"She's treating it like a spa holiday," another nice volunteer said. Chloe greeted me with mild condescension, as if I was a service worker she might have employed years ago but could could barely remember.

For all Chloe's lunacy, I was grateful for her safety, and grateful too that she had been cared by people who liked and understood her so well. As discussed yesterday, Mr Zucchini has a new home but here are others who are in need of some assistance:

It saddens me that I can't gather up all the Darias and Soda Pops and rush them all home to live with me, but it's nice to know that they are being cared for with patience and kindness.

And here's Chloe in the early stages of her mind-over-matter phase, sleeping on rocks.

Tuesday, December 7, 2010

Devils, rocks, deep blue seas and hardplaces

My apologies for the delay - I was trying so hard to post regularly. Sadly my day job was dishing up twelve flavours of stress and unhappiness for a few days; happily it is mostly resolved now.

In my last post I said I'd talk about kindness and I intended to hinge this on Mr Zucchini, the optically challenged homeless cat. Mr Zucchini was in need of kindness soon.

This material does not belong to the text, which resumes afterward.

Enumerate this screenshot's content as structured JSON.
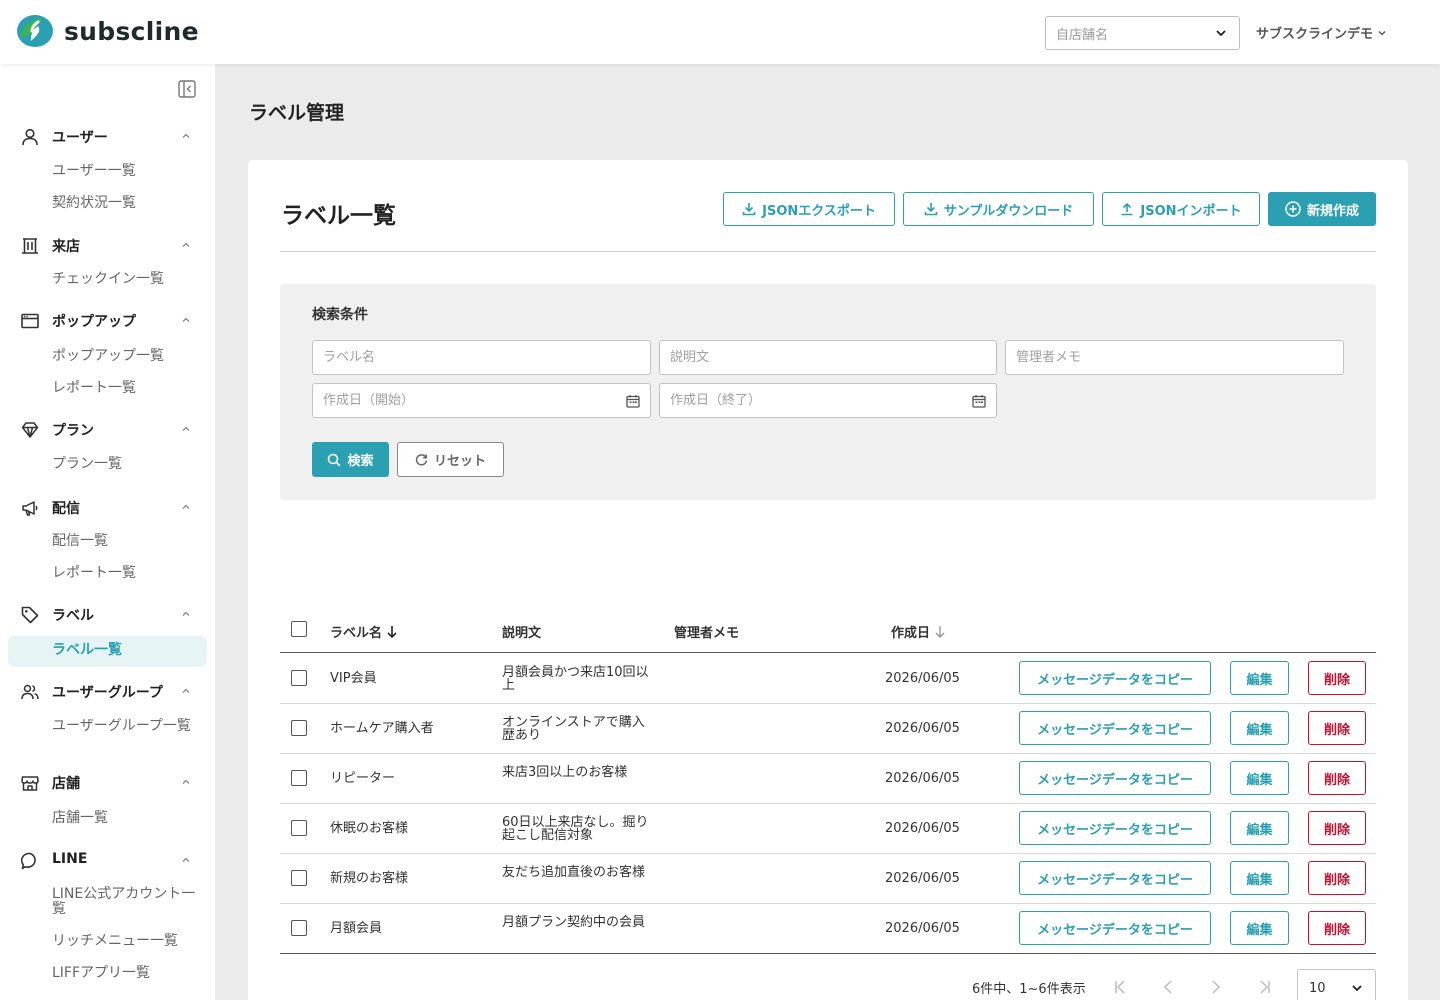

I've have been the recipient of a lot of kindness this week - nice friends who excused me when I wasn't' able to make dinner, sweet colleagues who called with genuine concern in their voice to help with an ugly workload. It makes a difference. Today my boss kindly gave me the day off so set about issuing my own forms of kindness in the form of some comfort food
and a bit of human contact.
Summer has started in earnest so while I ate my body weight in Vegemite toast, I sorted out the clothes that afford the most comfort in Sydney summer humidity. So tomorrow I'll be wear this
.. a polished cotton Jigsaw shirt dress the colour of rockmelons, fresh from the dry cleaner's plastic. Shoes undecided but I'm hoping for something that mismatches my angel-wing toes completely.

And this afternoon, I went to check on Mr Zucchini and to my horror his photo had been taken from the window. My fear was short lived - the nice woman at the Cat Protection Society told me Mr Zucchini went to his new home on Saturday. He was very taken with his new owner and jumped from his cage straight to the their neck. It sounds like the start of a beautiful relationship.

Wednesday, December 1, 2010

And I wore a trench coat and all

Here's what I didn't look like today, which is a pity, because I adore this look.

No amount of lacquer, threats or patience would persuade my hair to adopt that soft tousled perfection.

But I can guarantee that this is the bag in which I take my clothes to the dry cleaners. It's also a very handy fleamarketing bag, and one that interests a lot of people. Its origin is a frequent topic. Sometimes I say I bought it in a market in Ohio, other times I claim it was my mother's, depending on how irresponsible I feel. In fact I bought it on eBay for four dollars. The postage was eighteen dollars, and that satisfies me enormously.

I didn't look like this today either, which is simply unfair.

That smashing, early Wonder Woman pose on the right is expertly executed by Norma Shearer in The Women, one of my all-times favourite films. If you haven't seen it you must, not only for the razor sharp dialogue but for the fabulous clothes.

I have limited patience with films unless everyone gets to the point very quickly and has an interesting wardrobe.

It is ridiculously wet in Sydney at the moment; I have a range of early summer frocks hanging sadly in my wardrobe, waiting for their break while my black trousers are working overtime. Tomorrow I might wear a boxy jacket I bought at an op shop and if I do, it will give me the opportunity to rabbit on about unexpected kindness, how much I like pockets and this bloke: